(Excerpts from a dataset)

══════

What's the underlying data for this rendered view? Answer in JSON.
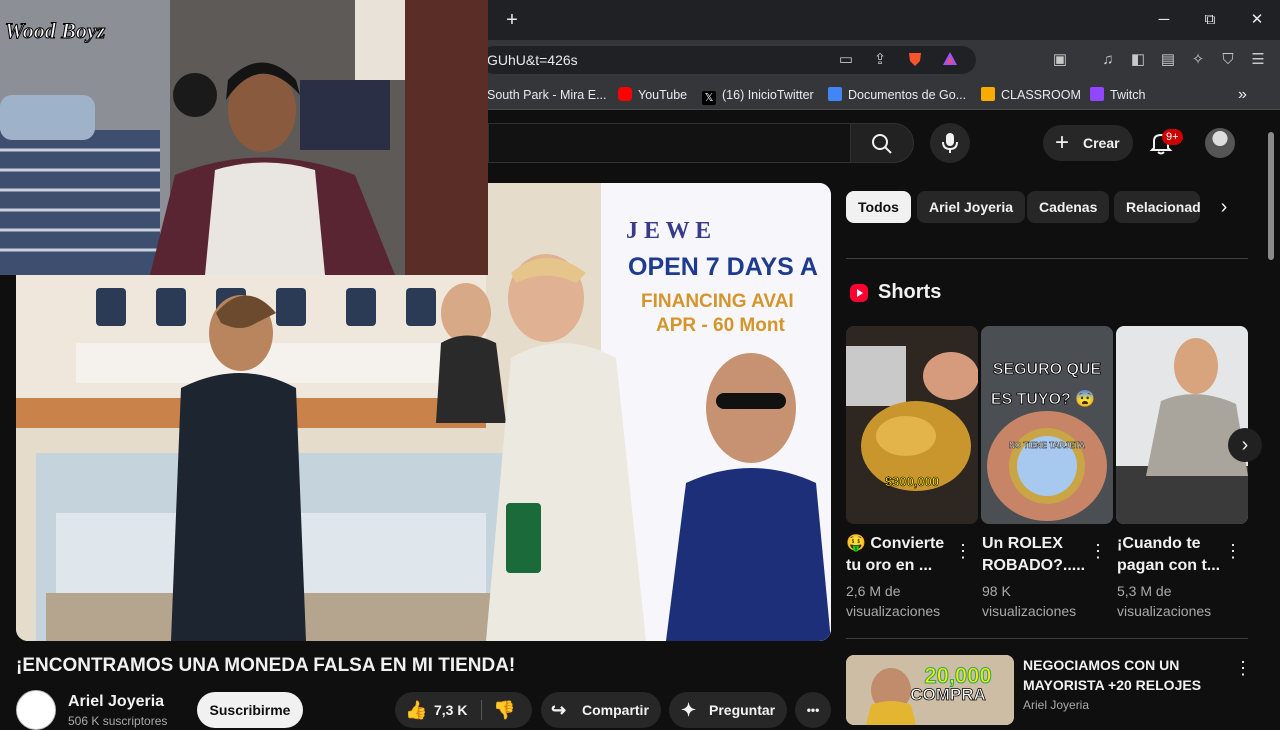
{
  "browser": {
    "url_fragment": "GUhU&t=426s",
    "new_tab": "+",
    "window_controls": {
      "minimize": "─",
      "maximize": "⧉",
      "close": "✕"
    },
    "bookmarks": [
      {
        "label": "South Park - Mira E...",
        "icon": "south-park-icon",
        "color": "#4a4a4a"
      },
      {
        "label": "YouTube",
        "icon": "youtube-icon",
        "color": "#ff0000"
      },
      {
        "label": "(16) InicioTwitter",
        "icon": "x-icon",
        "color": "#000000"
      },
      {
        "label": "Documentos de Go...",
        "icon": "docs-icon",
        "color": "#4285f4"
      },
      {
        "label": "CLASSROOM",
        "icon": "classroom-icon",
        "color": "#f9ab00"
      },
      {
        "label": "Twitch",
        "icon": "twitch-icon",
        "color": "#9146ff"
      }
    ],
    "bookmarks_more": "»"
  },
  "yt_header": {
    "create_label": "Crear",
    "notifications_badge": "9+"
  },
  "webcam_logo": "Wood Boyz",
  "video": {
    "title": "¡ENCONTRAMOS UNA MONEDA FALSA EN MI TIENDA!",
    "banner_text_1": "J E W E",
    "banner_text_2": "OPEN 7 DAYS A",
    "banner_text_3": "FINANCING AVAI",
    "banner_text_4": "APR - 60 Mont",
    "channel_name": "Ariel Joyeria",
    "channel_subs": "506 K suscriptores",
    "subscribe_label": "Suscribirme",
    "likes": "7,3 K",
    "share_label": "Compartir",
    "ask_label": "Preguntar",
    "more_label": "•••"
  },
  "chips": [
    "Todos",
    "Ariel Joyeria",
    "Cadenas",
    "Relacionad"
  ],
  "shorts": {
    "section_title": "Shorts",
    "items": [
      {
        "title": "🤑 Convierte tu oro en ...",
        "views": "2,6 M de visualizaciones",
        "overlay": "$300,000"
      },
      {
        "title": "Un ROLEX ROBADO?.....",
        "views": "98 K visualizaciones",
        "overlay": "SEGURO QUE ES TUYO? 😨",
        "overlay2": "NO TIENE TARJETA"
      },
      {
        "title": "¡Cuando te pagan con t...",
        "views": "5,3 M de visualizaciones",
        "overlay": ""
      }
    ]
  },
  "recommended": {
    "title": "NEGOCIAMOS CON UN MAYORISTA +20 RELOJES",
    "channel": "Ariel Joyeria",
    "thumb_text_1": "20,000",
    "thumb_text_2": "COMPRA"
  },
  "colors": {
    "accent": "#ff0000",
    "bg": "#0f0f0f",
    "chip": "#272727"
  }
}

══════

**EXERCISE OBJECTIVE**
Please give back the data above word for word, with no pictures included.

**TASK RESPONSE**
What's the underlying data for this rendered view? Answer in JSON.
{
  "browser": {
    "url_fragment": "GUhU&t=426s",
    "new_tab": "+",
    "window_controls": {
      "minimize": "─",
      "maximize": "⧉",
      "close": "✕"
    },
    "bookmarks": [
      {
        "label": "South Park - Mira E...",
        "icon": "south-park-icon",
        "color": "#4a4a4a"
      },
      {
        "label": "YouTube",
        "icon": "youtube-icon",
        "color": "#ff0000"
      },
      {
        "label": "(16) InicioTwitter",
        "icon": "x-icon",
        "color": "#000000"
      },
      {
        "label": "Documentos de Go...",
        "icon": "docs-icon",
        "color": "#4285f4"
      },
      {
        "label": "CLASSROOM",
        "icon": "classroom-icon",
        "color": "#f9ab00"
      },
      {
        "label": "Twitch",
        "icon": "twitch-icon",
        "color": "#9146ff"
      }
    ],
    "bookmarks_more": "»"
  },
  "yt_header": {
    "create_label": "Crear",
    "notifications_badge": "9+"
  },
  "webcam_logo": "Wood Boyz",
  "video": {
    "title": "¡ENCONTRAMOS UNA MONEDA FALSA EN MI TIENDA!",
    "banner_text_1": "J E W E",
    "banner_text_2": "OPEN 7 DAYS A",
    "banner_text_3": "FINANCING AVAI",
    "banner_text_4": "APR - 60 Mont",
    "channel_name": "Ariel Joyeria",
    "channel_subs": "506 K suscriptores",
    "subscribe_label": "Suscribirme",
    "likes": "7,3 K",
    "share_label": "Compartir",
    "ask_label": "Preguntar",
    "more_label": "•••"
  },
  "chips": [
    "Todos",
    "Ariel Joyeria",
    "Cadenas",
    "Relacionad"
  ],
  "shorts": {
    "section_title": "Shorts",
    "items": [
      {
        "title": "🤑 Convierte tu oro en ...",
        "views": "2,6 M de visualizaciones",
        "overlay": "$300,000"
      },
      {
        "title": "Un ROLEX ROBADO?.....",
        "views": "98 K visualizaciones",
        "overlay": "SEGURO QUE ES TUYO? 😨",
        "overlay2": "NO TIENE TARJETA"
      },
      {
        "title": "¡Cuando te pagan con t...",
        "views": "5,3 M de visualizaciones",
        "overlay": ""
      }
    ]
  },
  "recommended": {
    "title": "NEGOCIAMOS CON UN MAYORISTA +20 RELOJES",
    "channel": "Ariel Joyeria",
    "thumb_text_1": "20,000",
    "thumb_text_2": "COMPRA"
  },
  "colors": {
    "accent": "#ff0000",
    "bg": "#0f0f0f",
    "chip": "#272727"
  }
}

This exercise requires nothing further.